Growing up with Sunday dinners at either Chelino's or Mandarin Chinese after church might not have inspired him to become a great chef, but when you see his intricate and playful interpretations of street food, its easy to see those joyful family occasions left an indelible impression.
The accolades couldn't have found a more humble and sincere young man. Bowien's selfless contribution to tornado victims isn't a one-time burst of charity.
Mission Chinese donates money from every main course it sells to local food banks.
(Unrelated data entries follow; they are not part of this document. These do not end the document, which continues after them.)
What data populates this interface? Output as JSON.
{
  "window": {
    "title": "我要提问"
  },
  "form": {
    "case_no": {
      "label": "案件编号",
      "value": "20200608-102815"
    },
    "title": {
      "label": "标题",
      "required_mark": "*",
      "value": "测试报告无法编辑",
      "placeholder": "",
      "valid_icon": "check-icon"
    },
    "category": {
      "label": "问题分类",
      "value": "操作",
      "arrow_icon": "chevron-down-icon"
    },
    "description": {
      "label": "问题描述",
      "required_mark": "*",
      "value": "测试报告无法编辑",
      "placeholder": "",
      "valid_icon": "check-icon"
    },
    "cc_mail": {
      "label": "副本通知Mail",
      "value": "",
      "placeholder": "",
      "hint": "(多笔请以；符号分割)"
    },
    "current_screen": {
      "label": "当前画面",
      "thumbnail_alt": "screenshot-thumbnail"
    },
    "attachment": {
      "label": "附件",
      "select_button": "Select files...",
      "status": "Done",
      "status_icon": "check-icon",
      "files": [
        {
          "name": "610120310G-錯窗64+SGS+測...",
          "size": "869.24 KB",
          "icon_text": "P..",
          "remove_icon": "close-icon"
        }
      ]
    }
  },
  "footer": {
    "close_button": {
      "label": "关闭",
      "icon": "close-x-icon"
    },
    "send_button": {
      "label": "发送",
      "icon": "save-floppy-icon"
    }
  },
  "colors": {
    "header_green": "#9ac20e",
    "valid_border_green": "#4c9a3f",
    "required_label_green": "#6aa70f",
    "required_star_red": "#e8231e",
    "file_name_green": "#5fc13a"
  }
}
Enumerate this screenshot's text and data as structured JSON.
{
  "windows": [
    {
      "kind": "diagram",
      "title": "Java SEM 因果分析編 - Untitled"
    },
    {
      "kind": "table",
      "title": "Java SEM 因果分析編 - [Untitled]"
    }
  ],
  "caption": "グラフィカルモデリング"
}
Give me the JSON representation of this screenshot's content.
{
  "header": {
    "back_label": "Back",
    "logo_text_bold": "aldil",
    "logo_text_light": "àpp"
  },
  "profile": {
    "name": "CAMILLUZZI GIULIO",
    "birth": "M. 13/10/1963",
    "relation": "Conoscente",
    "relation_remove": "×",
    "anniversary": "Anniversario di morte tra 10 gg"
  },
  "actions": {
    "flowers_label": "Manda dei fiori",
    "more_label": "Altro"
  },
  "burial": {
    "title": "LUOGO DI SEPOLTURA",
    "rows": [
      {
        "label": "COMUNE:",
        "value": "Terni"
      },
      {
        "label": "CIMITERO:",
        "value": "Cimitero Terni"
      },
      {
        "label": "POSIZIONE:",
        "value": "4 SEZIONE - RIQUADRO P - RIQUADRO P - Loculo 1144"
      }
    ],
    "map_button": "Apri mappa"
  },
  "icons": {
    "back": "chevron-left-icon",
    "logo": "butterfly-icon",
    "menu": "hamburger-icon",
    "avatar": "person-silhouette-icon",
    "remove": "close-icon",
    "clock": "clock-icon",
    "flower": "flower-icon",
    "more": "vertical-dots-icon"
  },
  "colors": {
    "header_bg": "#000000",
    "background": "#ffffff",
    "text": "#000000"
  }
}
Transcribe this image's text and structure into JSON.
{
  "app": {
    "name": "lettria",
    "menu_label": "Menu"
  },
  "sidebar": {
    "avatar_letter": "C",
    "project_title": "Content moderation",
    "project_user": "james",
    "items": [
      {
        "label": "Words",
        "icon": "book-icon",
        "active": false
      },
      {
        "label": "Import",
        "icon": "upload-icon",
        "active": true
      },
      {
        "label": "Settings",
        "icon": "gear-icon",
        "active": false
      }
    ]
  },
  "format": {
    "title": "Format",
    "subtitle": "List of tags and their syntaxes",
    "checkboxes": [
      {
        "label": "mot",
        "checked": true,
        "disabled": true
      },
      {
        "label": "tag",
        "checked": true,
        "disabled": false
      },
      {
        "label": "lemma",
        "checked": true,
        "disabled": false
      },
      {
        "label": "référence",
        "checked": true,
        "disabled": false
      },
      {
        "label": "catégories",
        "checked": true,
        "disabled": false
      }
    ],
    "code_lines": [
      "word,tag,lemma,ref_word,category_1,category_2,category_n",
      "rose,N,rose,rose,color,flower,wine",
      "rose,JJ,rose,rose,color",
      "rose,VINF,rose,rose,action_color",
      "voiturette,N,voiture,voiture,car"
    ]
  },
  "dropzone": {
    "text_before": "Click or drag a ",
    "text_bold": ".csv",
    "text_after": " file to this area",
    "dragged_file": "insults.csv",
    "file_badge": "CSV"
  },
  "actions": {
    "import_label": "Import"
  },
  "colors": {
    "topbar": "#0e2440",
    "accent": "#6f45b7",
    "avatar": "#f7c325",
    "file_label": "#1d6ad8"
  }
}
Mission has amassed more than $200,000 since it opened in 2010.
During his visit last week, Bowien, whose food is among the highest in demand around the country, confirmed that he intends to open a restaurant in his hometown, but said there is no timetable.
Chef Bayless' contribution to the OK Chefs Relief effort is still in the planning stages. Details were few as of press time, but here's what I have confirmed; Bayless is going to have the OK Chefs Relief benefit on June 24 at the Will Rogers Theatre in Oklahoma City. The event will be a pop-up version of his world-famous restaurants in Chicago. What hasn't been determined is which of his three restaurants will be represented or whether it will be a mix of all three. Topolobampo is Bayless' upscale Mexican restaurant, Frontera is the original that introduced the Midwest to authentic interior Mexican food, and Xoco is his newest Mexican street-food concept.
Bayless, like Bowien, grew up in Oklahoma City but had plenty of culinary influence from home. But not in Mexican food. Bayless grew up working in his family's barbecue restaurant, the Hickory House. While he didn't go on to open a chain of Oklahoma-style barbecue restaurants, Bayless has become one of Mexico's greatest culinary ambassadors in this country. He is the author of nine cookbooks, and the star of PBS's Emmy-nominated “Mexico: One Plate at a Time.”
For updates on this event, be sure to check my blog at blog.NewsOK.com/fooddude.